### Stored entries
=====

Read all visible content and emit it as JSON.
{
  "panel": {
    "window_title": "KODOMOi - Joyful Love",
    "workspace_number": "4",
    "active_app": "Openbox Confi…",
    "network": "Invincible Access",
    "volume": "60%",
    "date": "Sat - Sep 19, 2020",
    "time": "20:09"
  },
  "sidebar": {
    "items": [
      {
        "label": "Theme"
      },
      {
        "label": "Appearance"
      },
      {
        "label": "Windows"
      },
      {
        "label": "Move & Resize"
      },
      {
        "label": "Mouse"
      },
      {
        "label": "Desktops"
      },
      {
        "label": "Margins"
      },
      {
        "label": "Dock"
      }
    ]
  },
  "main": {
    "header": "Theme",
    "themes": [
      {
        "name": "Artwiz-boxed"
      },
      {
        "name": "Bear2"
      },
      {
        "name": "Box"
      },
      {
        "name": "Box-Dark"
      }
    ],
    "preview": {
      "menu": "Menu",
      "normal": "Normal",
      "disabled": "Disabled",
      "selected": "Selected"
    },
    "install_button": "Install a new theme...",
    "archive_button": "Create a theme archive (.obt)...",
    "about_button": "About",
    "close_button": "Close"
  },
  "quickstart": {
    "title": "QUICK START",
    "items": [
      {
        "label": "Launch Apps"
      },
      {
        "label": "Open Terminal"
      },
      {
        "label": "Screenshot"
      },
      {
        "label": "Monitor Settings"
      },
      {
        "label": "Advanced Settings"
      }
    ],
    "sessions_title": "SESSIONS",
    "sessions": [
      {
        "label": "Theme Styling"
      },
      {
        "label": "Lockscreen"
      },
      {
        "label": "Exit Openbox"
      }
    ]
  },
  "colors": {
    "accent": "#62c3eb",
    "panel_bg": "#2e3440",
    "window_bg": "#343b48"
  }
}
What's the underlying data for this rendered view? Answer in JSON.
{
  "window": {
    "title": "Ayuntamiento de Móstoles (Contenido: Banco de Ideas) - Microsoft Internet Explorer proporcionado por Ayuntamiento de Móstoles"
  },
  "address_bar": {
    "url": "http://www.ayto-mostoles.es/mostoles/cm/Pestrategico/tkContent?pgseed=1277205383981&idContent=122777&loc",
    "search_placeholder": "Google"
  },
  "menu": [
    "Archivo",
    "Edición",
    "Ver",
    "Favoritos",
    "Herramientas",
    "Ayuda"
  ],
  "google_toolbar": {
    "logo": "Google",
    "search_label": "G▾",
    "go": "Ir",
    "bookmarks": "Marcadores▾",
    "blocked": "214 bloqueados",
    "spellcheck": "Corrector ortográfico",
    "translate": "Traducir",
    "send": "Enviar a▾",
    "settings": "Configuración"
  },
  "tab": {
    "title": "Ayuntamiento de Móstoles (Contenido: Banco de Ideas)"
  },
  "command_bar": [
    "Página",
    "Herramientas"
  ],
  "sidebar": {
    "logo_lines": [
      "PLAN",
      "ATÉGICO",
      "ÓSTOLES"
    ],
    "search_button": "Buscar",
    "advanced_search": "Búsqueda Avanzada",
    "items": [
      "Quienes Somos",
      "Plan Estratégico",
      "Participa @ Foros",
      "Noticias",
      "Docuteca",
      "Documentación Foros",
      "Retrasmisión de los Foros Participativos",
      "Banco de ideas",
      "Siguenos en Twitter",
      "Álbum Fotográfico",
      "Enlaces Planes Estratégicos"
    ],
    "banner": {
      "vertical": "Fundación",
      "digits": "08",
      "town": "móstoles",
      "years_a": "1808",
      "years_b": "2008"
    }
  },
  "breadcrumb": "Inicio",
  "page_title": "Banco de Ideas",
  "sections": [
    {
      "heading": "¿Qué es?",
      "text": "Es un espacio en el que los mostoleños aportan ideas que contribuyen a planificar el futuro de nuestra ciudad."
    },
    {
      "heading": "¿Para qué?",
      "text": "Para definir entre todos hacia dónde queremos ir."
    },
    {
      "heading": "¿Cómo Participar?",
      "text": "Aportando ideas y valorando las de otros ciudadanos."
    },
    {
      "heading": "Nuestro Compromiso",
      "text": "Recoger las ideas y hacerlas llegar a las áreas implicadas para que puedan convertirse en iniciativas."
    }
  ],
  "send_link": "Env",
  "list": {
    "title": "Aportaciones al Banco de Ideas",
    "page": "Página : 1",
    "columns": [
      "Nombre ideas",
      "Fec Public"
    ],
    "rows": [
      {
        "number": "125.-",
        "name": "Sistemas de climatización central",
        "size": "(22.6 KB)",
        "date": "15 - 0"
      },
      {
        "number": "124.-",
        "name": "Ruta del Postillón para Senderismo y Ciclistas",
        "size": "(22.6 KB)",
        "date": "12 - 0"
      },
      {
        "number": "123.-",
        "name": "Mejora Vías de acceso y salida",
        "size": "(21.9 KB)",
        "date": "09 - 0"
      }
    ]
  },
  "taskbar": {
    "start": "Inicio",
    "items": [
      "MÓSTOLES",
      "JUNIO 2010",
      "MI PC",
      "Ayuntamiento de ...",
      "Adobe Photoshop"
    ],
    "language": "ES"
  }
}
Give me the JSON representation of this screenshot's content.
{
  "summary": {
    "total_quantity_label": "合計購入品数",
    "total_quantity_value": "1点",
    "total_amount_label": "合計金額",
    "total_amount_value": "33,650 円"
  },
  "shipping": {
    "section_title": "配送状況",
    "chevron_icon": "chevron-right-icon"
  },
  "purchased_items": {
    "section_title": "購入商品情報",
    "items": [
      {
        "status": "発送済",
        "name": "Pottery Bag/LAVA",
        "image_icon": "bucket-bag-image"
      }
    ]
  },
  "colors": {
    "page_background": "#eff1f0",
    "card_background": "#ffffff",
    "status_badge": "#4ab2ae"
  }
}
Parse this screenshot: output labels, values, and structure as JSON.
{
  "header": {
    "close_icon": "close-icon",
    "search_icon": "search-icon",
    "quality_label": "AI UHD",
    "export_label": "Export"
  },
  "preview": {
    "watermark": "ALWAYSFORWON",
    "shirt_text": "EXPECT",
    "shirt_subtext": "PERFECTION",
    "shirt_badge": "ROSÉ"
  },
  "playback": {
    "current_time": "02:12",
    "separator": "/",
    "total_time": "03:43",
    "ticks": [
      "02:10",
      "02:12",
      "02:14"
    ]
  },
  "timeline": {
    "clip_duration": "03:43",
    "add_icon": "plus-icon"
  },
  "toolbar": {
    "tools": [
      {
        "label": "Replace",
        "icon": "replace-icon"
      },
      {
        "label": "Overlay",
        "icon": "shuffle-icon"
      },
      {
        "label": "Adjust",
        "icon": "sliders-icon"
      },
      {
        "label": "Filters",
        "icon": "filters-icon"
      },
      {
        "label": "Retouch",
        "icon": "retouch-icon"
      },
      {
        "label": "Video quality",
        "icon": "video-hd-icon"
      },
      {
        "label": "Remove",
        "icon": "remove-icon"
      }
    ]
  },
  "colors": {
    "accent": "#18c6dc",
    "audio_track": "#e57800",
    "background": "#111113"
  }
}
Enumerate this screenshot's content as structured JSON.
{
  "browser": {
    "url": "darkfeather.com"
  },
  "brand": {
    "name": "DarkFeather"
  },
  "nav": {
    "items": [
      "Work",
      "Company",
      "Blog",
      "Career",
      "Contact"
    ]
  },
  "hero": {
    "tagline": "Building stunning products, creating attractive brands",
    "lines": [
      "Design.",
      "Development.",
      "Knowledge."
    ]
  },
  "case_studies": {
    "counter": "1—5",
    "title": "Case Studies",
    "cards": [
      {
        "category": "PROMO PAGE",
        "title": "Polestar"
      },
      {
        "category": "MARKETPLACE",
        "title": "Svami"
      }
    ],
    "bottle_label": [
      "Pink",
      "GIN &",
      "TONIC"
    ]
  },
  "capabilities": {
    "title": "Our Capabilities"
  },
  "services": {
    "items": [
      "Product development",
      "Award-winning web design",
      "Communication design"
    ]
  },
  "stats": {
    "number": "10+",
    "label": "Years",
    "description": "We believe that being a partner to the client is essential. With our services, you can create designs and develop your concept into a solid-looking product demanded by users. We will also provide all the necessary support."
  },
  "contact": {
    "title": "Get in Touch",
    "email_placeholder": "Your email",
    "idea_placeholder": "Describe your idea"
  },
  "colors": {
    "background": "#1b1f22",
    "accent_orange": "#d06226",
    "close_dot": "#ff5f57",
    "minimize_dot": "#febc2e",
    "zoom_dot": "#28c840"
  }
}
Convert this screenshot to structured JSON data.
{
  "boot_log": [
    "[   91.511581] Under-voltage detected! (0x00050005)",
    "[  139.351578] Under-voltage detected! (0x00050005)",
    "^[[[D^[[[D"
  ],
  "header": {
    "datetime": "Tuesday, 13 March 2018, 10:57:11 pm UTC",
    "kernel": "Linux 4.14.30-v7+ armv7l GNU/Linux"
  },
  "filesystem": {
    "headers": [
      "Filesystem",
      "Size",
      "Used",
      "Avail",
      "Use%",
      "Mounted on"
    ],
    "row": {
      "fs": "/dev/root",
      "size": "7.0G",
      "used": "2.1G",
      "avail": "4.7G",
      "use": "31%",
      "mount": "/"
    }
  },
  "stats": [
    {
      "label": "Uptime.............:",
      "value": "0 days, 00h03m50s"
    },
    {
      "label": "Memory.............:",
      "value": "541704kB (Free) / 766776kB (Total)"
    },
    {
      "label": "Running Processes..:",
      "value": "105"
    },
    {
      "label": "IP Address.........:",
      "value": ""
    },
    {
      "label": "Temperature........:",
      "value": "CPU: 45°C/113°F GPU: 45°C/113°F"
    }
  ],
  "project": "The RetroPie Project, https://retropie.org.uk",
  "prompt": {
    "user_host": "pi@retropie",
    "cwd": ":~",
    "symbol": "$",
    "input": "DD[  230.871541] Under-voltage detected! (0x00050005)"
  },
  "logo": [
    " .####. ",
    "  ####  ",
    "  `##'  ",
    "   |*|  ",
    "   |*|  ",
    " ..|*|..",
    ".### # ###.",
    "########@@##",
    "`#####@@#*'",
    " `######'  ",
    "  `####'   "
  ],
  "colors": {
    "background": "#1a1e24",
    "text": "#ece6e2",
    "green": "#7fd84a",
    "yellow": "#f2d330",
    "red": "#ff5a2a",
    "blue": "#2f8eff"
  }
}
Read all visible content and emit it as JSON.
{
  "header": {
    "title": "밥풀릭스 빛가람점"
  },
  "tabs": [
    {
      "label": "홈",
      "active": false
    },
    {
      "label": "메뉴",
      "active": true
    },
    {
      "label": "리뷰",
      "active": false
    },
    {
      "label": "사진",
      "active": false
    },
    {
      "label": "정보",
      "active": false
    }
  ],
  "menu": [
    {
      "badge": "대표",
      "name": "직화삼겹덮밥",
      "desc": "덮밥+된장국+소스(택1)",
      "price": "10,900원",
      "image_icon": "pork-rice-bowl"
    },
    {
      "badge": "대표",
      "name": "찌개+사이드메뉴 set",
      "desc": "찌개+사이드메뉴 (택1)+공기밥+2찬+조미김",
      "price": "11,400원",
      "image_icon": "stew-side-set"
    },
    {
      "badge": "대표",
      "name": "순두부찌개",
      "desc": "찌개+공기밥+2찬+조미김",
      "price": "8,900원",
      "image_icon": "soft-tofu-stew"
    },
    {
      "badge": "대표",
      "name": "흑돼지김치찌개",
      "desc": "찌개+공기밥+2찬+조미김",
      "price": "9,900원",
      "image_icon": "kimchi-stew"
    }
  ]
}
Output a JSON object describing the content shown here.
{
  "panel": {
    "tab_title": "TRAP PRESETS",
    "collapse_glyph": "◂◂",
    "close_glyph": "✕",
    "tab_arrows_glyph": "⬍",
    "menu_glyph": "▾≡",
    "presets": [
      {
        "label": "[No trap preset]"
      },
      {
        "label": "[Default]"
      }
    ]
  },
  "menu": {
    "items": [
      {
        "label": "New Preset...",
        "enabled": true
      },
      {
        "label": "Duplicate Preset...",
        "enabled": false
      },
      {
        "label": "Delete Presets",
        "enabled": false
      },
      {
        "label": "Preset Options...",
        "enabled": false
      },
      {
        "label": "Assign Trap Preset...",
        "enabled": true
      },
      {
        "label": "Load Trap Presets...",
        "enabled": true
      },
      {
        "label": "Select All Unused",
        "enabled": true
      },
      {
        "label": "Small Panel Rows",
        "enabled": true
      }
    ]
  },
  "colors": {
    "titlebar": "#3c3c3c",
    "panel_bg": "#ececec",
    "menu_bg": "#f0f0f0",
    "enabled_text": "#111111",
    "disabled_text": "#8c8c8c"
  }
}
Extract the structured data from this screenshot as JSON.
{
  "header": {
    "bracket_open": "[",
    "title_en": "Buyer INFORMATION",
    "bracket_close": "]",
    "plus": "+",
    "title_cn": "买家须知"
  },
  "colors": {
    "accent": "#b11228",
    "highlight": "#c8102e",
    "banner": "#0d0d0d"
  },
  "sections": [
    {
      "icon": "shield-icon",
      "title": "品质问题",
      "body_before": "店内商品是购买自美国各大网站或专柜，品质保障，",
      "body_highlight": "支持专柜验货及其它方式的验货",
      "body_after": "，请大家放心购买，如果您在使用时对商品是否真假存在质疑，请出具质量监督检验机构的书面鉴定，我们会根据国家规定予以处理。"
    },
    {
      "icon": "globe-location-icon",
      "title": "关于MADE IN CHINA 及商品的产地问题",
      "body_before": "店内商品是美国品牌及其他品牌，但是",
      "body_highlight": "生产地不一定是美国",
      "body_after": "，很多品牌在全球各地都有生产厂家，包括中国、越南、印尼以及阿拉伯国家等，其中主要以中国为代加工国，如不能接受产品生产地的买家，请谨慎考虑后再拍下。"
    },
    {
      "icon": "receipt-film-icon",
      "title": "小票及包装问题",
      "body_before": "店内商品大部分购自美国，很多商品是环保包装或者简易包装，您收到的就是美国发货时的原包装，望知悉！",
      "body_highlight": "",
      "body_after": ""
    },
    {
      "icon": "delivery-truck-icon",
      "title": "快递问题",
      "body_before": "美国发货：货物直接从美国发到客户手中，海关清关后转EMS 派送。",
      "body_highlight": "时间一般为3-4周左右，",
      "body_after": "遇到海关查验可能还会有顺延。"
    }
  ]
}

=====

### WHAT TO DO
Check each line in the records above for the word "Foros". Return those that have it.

### RESULT
      "Participa @ Foros",
      "Documentación Foros",
      "Retrasmisión de los Foros Participativos",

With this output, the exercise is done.